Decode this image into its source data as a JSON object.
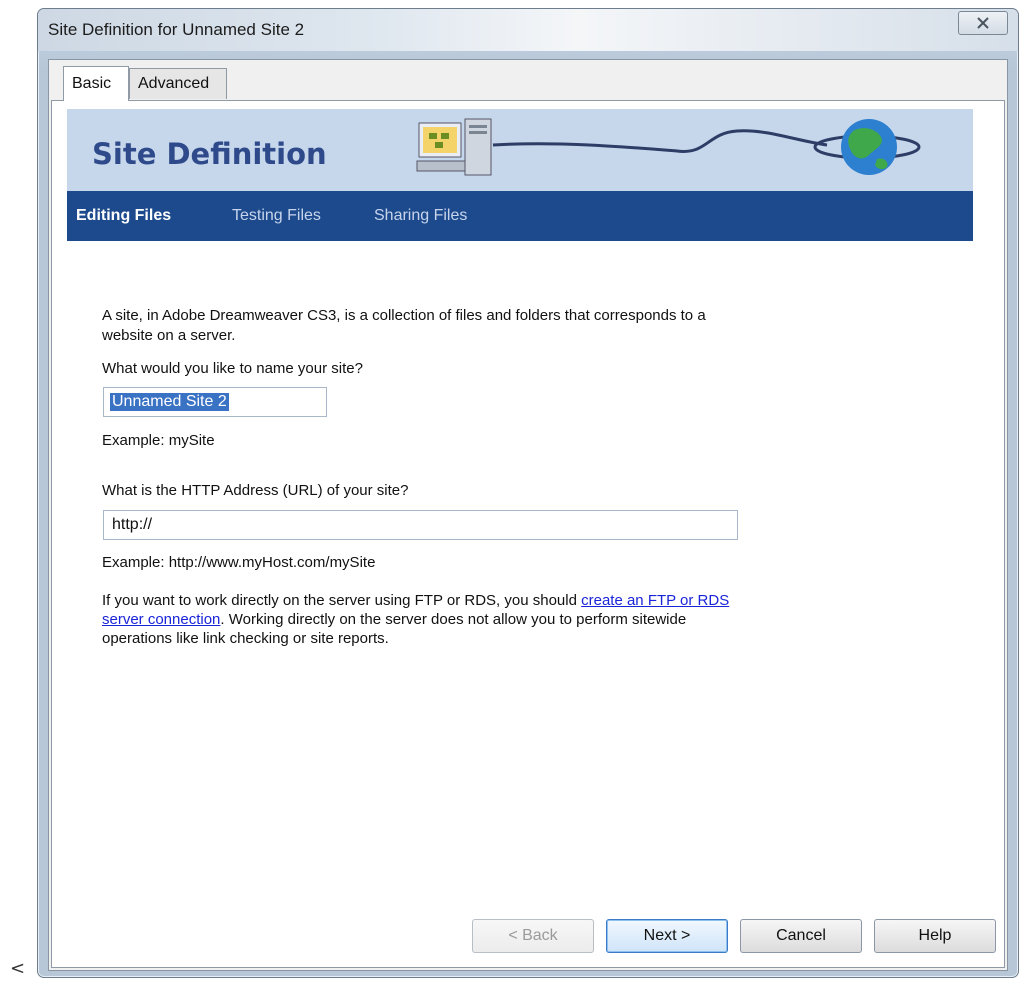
{
  "window": {
    "title": "Site Definition for Unnamed Site 2"
  },
  "stray_char": "<",
  "tabs": [
    {
      "label": "Basic"
    },
    {
      "label": "Advanced"
    }
  ],
  "banner": {
    "title": "Site Definition",
    "nav": [
      {
        "label": "Editing Files"
      },
      {
        "label": "Testing Files"
      },
      {
        "label": "Sharing Files"
      }
    ]
  },
  "content": {
    "intro_line1": "A site, in Adobe Dreamweaver CS3, is a collection of files and folders that corresponds to a",
    "intro_line2": "website on a server.",
    "name_question": "What would you like to name your site?",
    "name_value": "Unnamed Site 2",
    "name_example": "Example: mySite",
    "url_question": "What is the HTTP Address (URL) of your site?",
    "url_value": "http://",
    "url_example": "Example: http://www.myHost.com/mySite",
    "ftp_line1_pre": "If you want to work directly on the server using FTP or RDS, you should ",
    "ftp_link1": "create an FTP or RDS",
    "ftp_link2": "server connection",
    "ftp_line2_post": ".  Working directly on the server does not allow you to perform sitewide",
    "ftp_line3": "operations like link checking or site reports."
  },
  "buttons": {
    "back": "< Back",
    "next": "Next >",
    "cancel": "Cancel",
    "help": "Help"
  },
  "icons": {
    "close": "close-icon",
    "computer": "computer-icon",
    "globe": "globe-icon"
  }
}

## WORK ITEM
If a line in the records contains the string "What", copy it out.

## RESULT BELOW
    "name_question": "What would you like to name your site?",
    "url_question": "What is the HTTP Address (URL) of your site?",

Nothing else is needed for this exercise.